Mu Sochua was not the first political opponent Sen had tried to destroy through accusations of defamation. In 2005 opposition leader Sam Rainsy was also convicted of defaming Hun Sen and was forced to flee to France. Rainsy was among a handful of activists and critics that Sen had also filed charges against in 2005 and 2006.
Mu Sochua appealed her case only to have the Court of Appeals reinforce the Municipal Court’s ruling. Soon afterward her lawyer resigned due to political pressures from Hun Sen’s party. Finally, on June 2, 2010, Mu Sochua appealed to the Supreme Court, taking her defensive stance with a new lawyer she had not chosen. The Supreme Court also upheld the rulings of the two previous courts, saying it did not accept Mu Sochua’s defense. Sochua’s hearing was held in a room packed with SRP’s, foreign journalists and UN and EU representatives.

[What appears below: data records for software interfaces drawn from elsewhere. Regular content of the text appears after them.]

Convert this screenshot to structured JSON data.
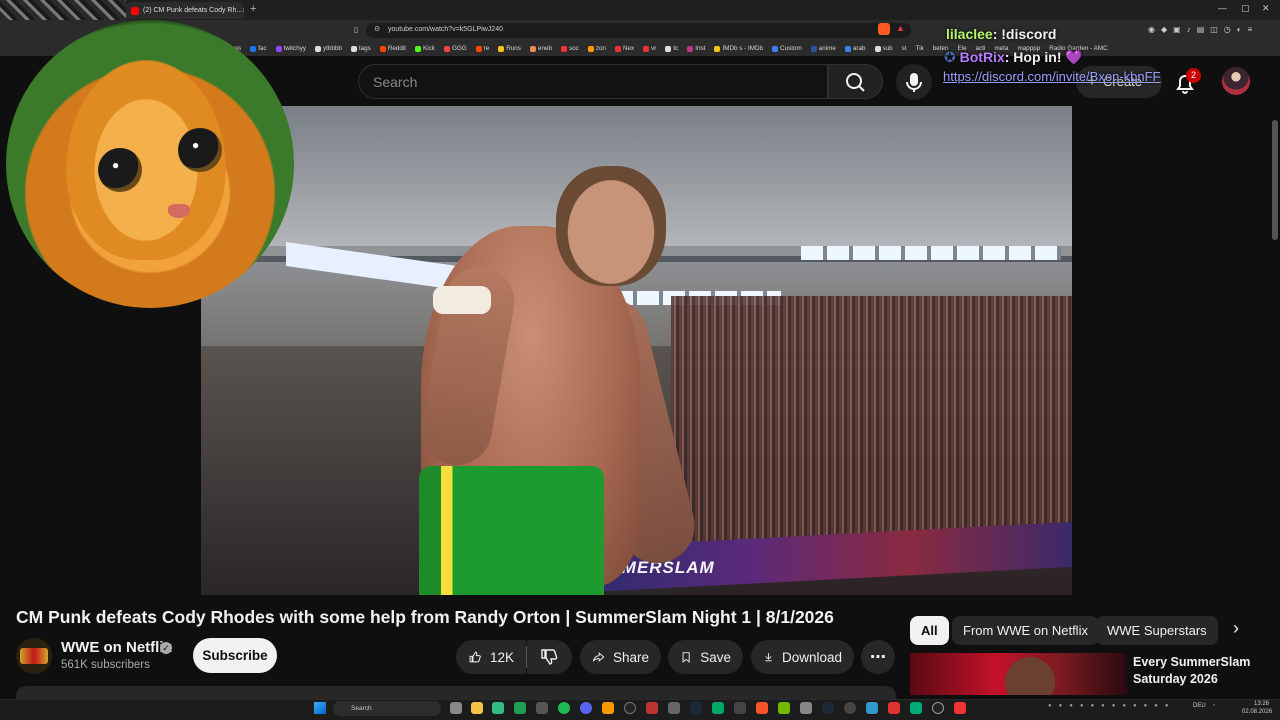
{
  "browser": {
    "tab_title": "(2) CM Punk defeats Cody Rh...",
    "tab_close": "×",
    "new_tab": "+",
    "url": "youtube.com/watch?v=k5GLPiwJ240",
    "bookmarks": [
      "was",
      "fac",
      "twitchyy",
      "ytbbbb",
      "tags",
      "Reddit",
      "Kick",
      "GGG",
      "re",
      "Runs",
      "eneb",
      "soc",
      "zon",
      "Nex",
      "vr",
      "tc",
      "Inst",
      "IMDb s - IMDb",
      "Custom",
      "anime",
      "arab",
      "sub",
      "st",
      "Tik",
      "beten",
      "Ele",
      "acti",
      "meta",
      "mapppp",
      "Radio Garden - AMC"
    ]
  },
  "youtube": {
    "search_placeholder": "Search",
    "create_label": "Create",
    "notification_count": "2",
    "video_title": "CM Punk defeats Cody Rhodes with some help from Randy Orton | SummerSlam Night 1 | 8/1/2026",
    "channel_name": "WWE on Netflix",
    "subscriber_count": "561K subscribers",
    "subscribe_label": "Subscribe",
    "like_count": "12K",
    "share_label": "Share",
    "save_label": "Save",
    "download_label": "Download",
    "more_label": "⋯",
    "chips": [
      "All",
      "From WWE on Netflix",
      "WWE Superstars"
    ],
    "chip_next": "›",
    "recommended_title": "Every SummerSlam Saturday 2026",
    "video_banner_text": "SUMMERSLAM"
  },
  "chat_overlay": {
    "line1_name": "lilaclee",
    "line1_text": ": !discord",
    "line2_name": "BotRix",
    "line2_text": ": Hop in! 💜",
    "line3_link": "https://discord.com/invite/Bxen-kbnFF"
  },
  "taskbar": {
    "search_label": "Search",
    "lang": "DEU",
    "time": "13:26",
    "date": "02.08.2026"
  },
  "colors": {
    "background": "#0f0f0f",
    "youtube_red": "#ff0000",
    "chat_green": "#b6f56b",
    "chat_purple": "#b57cff"
  }
}
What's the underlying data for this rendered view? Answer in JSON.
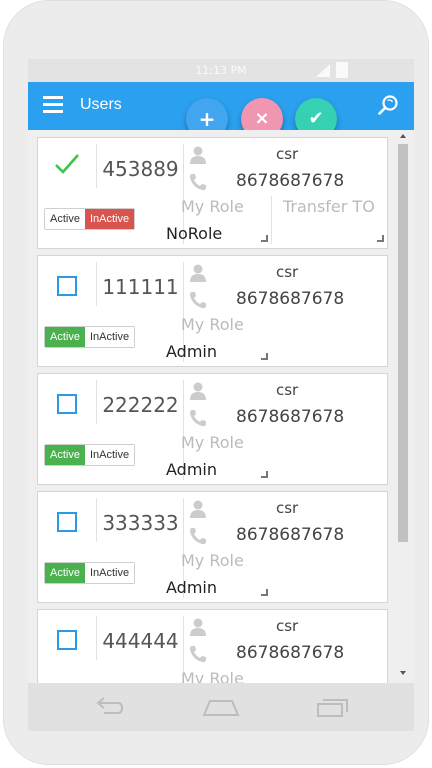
{
  "status_bar": {
    "time": "11:13 PM"
  },
  "app_bar": {
    "title": "Users",
    "menu_icon": "hamburger-menu-icon",
    "search_icon": "search-icon"
  },
  "fab": {
    "add": "+",
    "cancel": "×",
    "confirm": "✔"
  },
  "labels": {
    "my_role": "My Role",
    "transfer_to": "Transfer TO",
    "active": "Active",
    "inactive": "InActive"
  },
  "users": [
    {
      "id": "453889",
      "role_name": "csr",
      "phone": "8678687678",
      "role": "NoRole",
      "checked": true,
      "status": "inactive"
    },
    {
      "id": "111111",
      "role_name": "csr",
      "phone": "8678687678",
      "role": "Admin",
      "checked": false,
      "status": "active"
    },
    {
      "id": "222222",
      "role_name": "csr",
      "phone": "8678687678",
      "role": "Admin",
      "checked": false,
      "status": "active"
    },
    {
      "id": "333333",
      "role_name": "csr",
      "phone": "8678687678",
      "role": "Admin",
      "checked": false,
      "status": "active"
    },
    {
      "id": "444444",
      "role_name": "csr",
      "phone": "8678687678",
      "role": "",
      "checked": false,
      "status": ""
    }
  ],
  "colors": {
    "primary": "#2aa0ef",
    "active_green": "#4bb04e",
    "inactive_red": "#d9534f",
    "fab_add": "#42a5ef",
    "fab_cancel": "#f096b0",
    "fab_confirm": "#35d1b2",
    "check_green": "#3cc44a",
    "checkbox_blue": "#2a9ae8"
  },
  "nav_bar": {
    "back_icon": "back-icon",
    "home_icon": "home-icon",
    "recents_icon": "recents-icon"
  }
}
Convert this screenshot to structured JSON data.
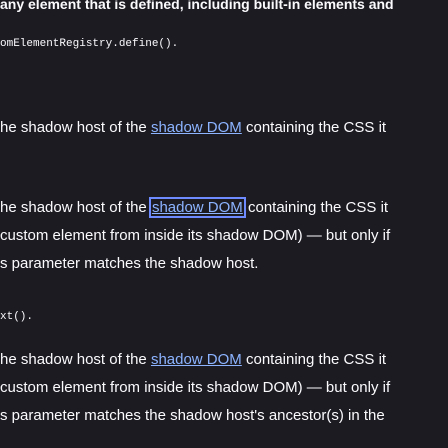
{
  "top_text": "any element that is defined, including built-in elements and",
  "code_line_1": "omElementRegistry.define().",
  "para1": {
    "pre": "he shadow host of the ",
    "link": "shadow DOM",
    "post": " containing the CSS it"
  },
  "para2": {
    "line1_pre": "he shadow host of the ",
    "line1_link": "shadow DOM",
    "line1_post": " containing the CSS it",
    "line2": "custom element from inside its shadow DOM) — but only if",
    "line3": "s parameter matches the shadow host."
  },
  "code_line_2": "xt().",
  "para3": {
    "line1_pre": "he shadow host of the ",
    "line1_link": "shadow DOM",
    "line1_post": " containing the CSS it",
    "line2": "custom element from inside its shadow DOM) — but only if",
    "line3": "s parameter matches the shadow host's ancestor(s) in the"
  }
}
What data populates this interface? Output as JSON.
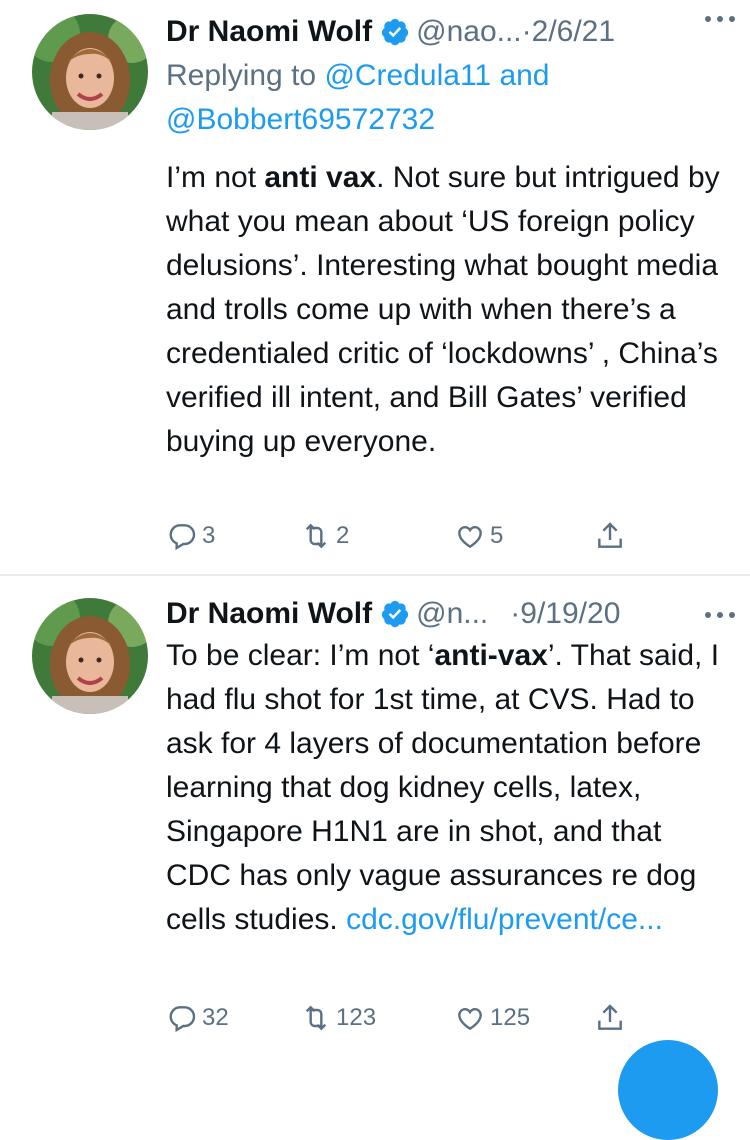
{
  "tweets": [
    {
      "author_name": "Dr Naomi Wolf",
      "handle": "@nao...",
      "separator": "·",
      "date": "2/6/21",
      "replying_label": "Replying to",
      "replying_mention1": "@Credula11",
      "replying_and": "and",
      "replying_mention2": "@Bobbert69572732",
      "text_pre": "I’m not ",
      "text_bold": "anti vax",
      "text_post": ". Not sure but intrigued by what you mean about ‘US foreign policy delusions’. Interesting what bought media and trolls come up with when there’s a credentialed critic of ‘lockdowns’ , China’s verified ill intent, and Bill Gates’ verified buying up everyone.",
      "replies": "3",
      "retweets": "2",
      "likes": "5"
    },
    {
      "author_name": "Dr Naomi Wolf",
      "handle": "@n...",
      "separator": "·",
      "date": "9/19/20",
      "text_pre": "To be clear: I’m not ‘",
      "text_bold": "anti-vax",
      "text_post": "’. That said, I had flu shot for 1st time, at CVS. Had to ask for 4 layers of documentation before learning that dog kidney cells, latex, Singapore H1N1 are in shot, and that CDC has only vague assurances re dog cells studies. ",
      "link_text": "cdc.gov/flu/prevent/ce...",
      "replies": "32",
      "retweets": "123",
      "likes": "125"
    }
  ],
  "colors": {
    "link": "#1d9bf0",
    "secondary_text": "#5b7083",
    "verified": "#1d9bf0"
  },
  "icons": [
    "verified-badge-icon",
    "more-icon",
    "reply-icon",
    "retweet-icon",
    "like-icon",
    "share-icon"
  ]
}
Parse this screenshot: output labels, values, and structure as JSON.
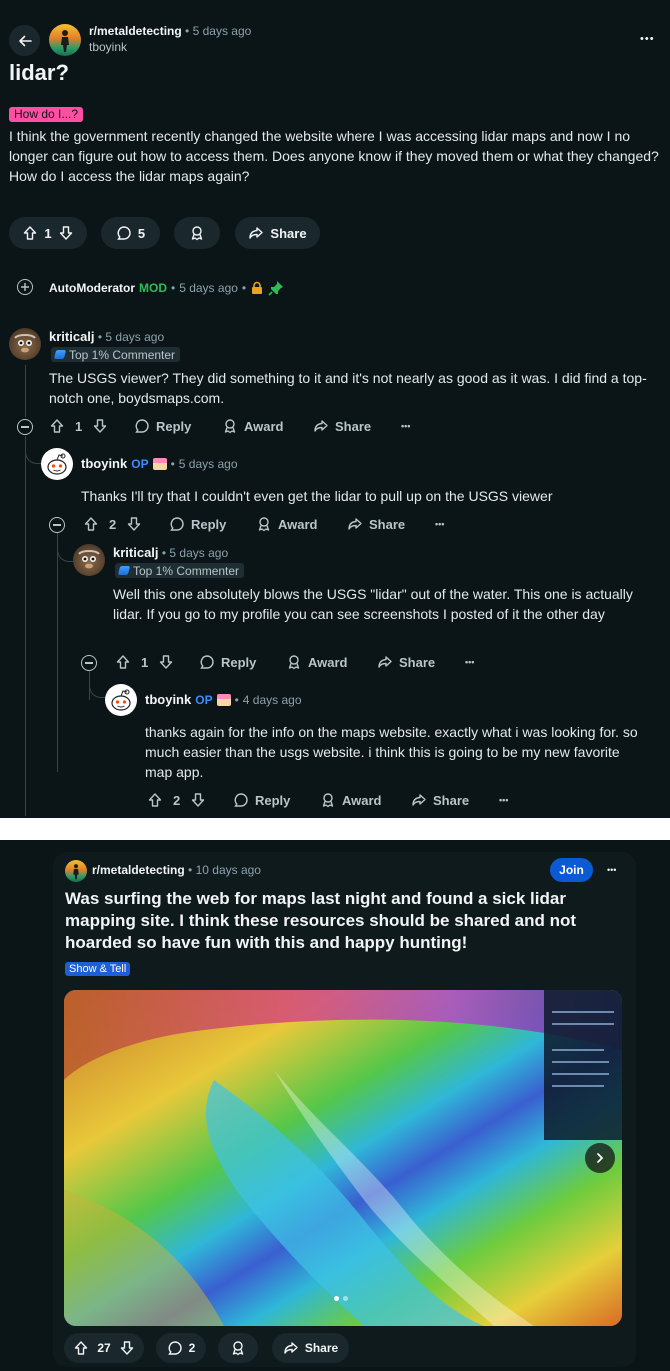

Immediately after the ruling, Mu Sochua held a press conference in both Khmer and English. She said that the ruling had violated the right of every Cambodian, especially women, to justice and freedom of speech. She declared that she would not pay the fine, and was ready to march off to jail if that is what it came to. After her speech, Mu Sochua led a march from the Supreme Court building to the Royal Palace and SRP headquarters. Behind her followed a large and mixed crowd of supporters all carrying candles, the symbol for the SRP, and singing a Khmer song appealing the courage and pride of Khmers to defend their country. Riot police set up barricades to block the protester’s path, and the group quietly surpassed them without incident.
Mu Sochua’s decision not to pay the fine proved to be a popular stance. Soon after her conviction, a vast network of Cambodian women including sex workers, garment workers, students, teachers, venders, public officials, and farmers formed a coalition behind her to support her cause. They circulated a petition, raised money and began gaining support from locals who opposed any imprisonment of Mu Sochua for exercising her right to free speech. In a few days they were able to raise the equivalent of $6000, 2000 signatures from Cambodians across the country, a boost in media and radio coverage of their campaign.
Meanwhile, Mu Sochua raised awareness for her own cause by rallying the international community and drawing attention to her case. She gained a lot of sympathy from the international community including the UN, which claimed that the outcome of the case was a troubling indicator of the nature of democracy in Cambodia. Mu Sochua’s supporters produced a second petition, which boasted signatures from the international community, and in July it was presented to President Barack Obama of the United States.
By July 15 , the final deadline to pay the fine, international and national support for Mu Sochua’s stance was very apparent. She reiterated once again that, in the name of human rights and justice, she would not pay the fine. However, on July 20, instead of sending her to jail, the Phnom Penh Municipal Court ordered the National Assembly to deduct a certain amount of money from Sochua’s paycheck every month until the fine was paid.
Despite the fact that the court managed to attain its ends and avoid direct confrontation with the campaign surrounding Mu Sochua, the result of the mobilization of women behind Sochua turned out to be significant. The campaign that had been created in support of Mu Sochua’s cause became known as the Cambodian Women's Movement, a group defending freedom of speech and women’s rights. In addition, the group presented Mu Sochua with a portion of the money they had raised, the equivalent of about $1000, and the petition they had circulated in support of her. The money was meant to help pay Sochua’s fine, but instead, Sochua pledged, it would be dedicated to setting up a women’s foundation and paying for education in law for women so that they would have the opportunity to actively defend their own rights. At the time of writing, Mu Sochua continues to work with the women’s group to further women’s rights in Cambodia.